• TRY IT:
All lines containing the string "content" must be copied from the entries.

• Component data from apps and pages:
* * * *
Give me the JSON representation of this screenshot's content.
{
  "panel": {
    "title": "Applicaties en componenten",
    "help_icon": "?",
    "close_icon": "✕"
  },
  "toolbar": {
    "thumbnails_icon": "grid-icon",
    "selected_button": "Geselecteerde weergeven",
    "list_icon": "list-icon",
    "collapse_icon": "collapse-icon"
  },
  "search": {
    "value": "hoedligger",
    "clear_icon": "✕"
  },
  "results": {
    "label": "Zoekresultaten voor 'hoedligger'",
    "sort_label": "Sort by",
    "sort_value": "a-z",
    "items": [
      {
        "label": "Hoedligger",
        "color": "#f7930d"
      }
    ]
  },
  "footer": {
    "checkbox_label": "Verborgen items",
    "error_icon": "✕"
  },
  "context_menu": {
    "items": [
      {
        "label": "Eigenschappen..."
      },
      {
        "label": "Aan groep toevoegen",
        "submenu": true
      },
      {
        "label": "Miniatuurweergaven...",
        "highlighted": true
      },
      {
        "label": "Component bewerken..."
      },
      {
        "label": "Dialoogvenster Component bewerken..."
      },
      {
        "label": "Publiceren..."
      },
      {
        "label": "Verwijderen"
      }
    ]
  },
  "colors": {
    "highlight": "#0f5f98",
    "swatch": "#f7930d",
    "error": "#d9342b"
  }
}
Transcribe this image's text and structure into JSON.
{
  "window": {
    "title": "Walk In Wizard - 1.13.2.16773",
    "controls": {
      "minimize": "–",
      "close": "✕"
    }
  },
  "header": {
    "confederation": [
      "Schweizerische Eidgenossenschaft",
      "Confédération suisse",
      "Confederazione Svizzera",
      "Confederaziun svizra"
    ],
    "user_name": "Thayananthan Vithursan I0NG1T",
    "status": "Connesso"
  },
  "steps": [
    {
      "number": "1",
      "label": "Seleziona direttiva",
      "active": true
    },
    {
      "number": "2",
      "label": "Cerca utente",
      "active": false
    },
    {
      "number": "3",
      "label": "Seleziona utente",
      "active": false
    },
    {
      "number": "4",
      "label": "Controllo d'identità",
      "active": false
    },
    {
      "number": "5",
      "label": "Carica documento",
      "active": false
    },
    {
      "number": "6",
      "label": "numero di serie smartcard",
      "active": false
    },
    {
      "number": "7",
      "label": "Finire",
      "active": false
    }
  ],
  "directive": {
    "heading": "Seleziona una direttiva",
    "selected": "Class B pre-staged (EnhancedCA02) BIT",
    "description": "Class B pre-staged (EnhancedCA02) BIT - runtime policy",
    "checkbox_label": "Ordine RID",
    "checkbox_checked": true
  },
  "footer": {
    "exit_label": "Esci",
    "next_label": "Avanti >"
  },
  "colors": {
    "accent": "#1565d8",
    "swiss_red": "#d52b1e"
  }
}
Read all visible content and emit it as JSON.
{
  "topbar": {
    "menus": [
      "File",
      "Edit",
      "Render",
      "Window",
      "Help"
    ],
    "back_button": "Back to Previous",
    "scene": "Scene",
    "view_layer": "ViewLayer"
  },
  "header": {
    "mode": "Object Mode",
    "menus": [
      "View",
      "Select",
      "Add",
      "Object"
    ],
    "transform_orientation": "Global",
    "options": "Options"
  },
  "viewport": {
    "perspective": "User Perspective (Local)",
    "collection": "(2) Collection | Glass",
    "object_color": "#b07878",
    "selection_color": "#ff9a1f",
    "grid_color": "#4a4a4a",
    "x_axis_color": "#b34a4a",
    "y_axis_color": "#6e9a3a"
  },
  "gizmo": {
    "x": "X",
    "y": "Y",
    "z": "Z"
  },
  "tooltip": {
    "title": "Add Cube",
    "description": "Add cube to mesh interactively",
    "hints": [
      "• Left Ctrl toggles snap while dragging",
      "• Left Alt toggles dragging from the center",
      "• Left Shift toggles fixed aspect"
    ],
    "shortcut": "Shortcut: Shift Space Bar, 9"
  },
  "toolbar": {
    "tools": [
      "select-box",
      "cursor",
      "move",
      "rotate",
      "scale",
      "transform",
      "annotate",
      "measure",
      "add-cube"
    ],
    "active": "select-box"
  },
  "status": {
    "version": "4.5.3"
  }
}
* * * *
• THE COMPLETED TASK:
Give me the JSON representation of this screenshot's content.
Read all visible content and emit it as JSON.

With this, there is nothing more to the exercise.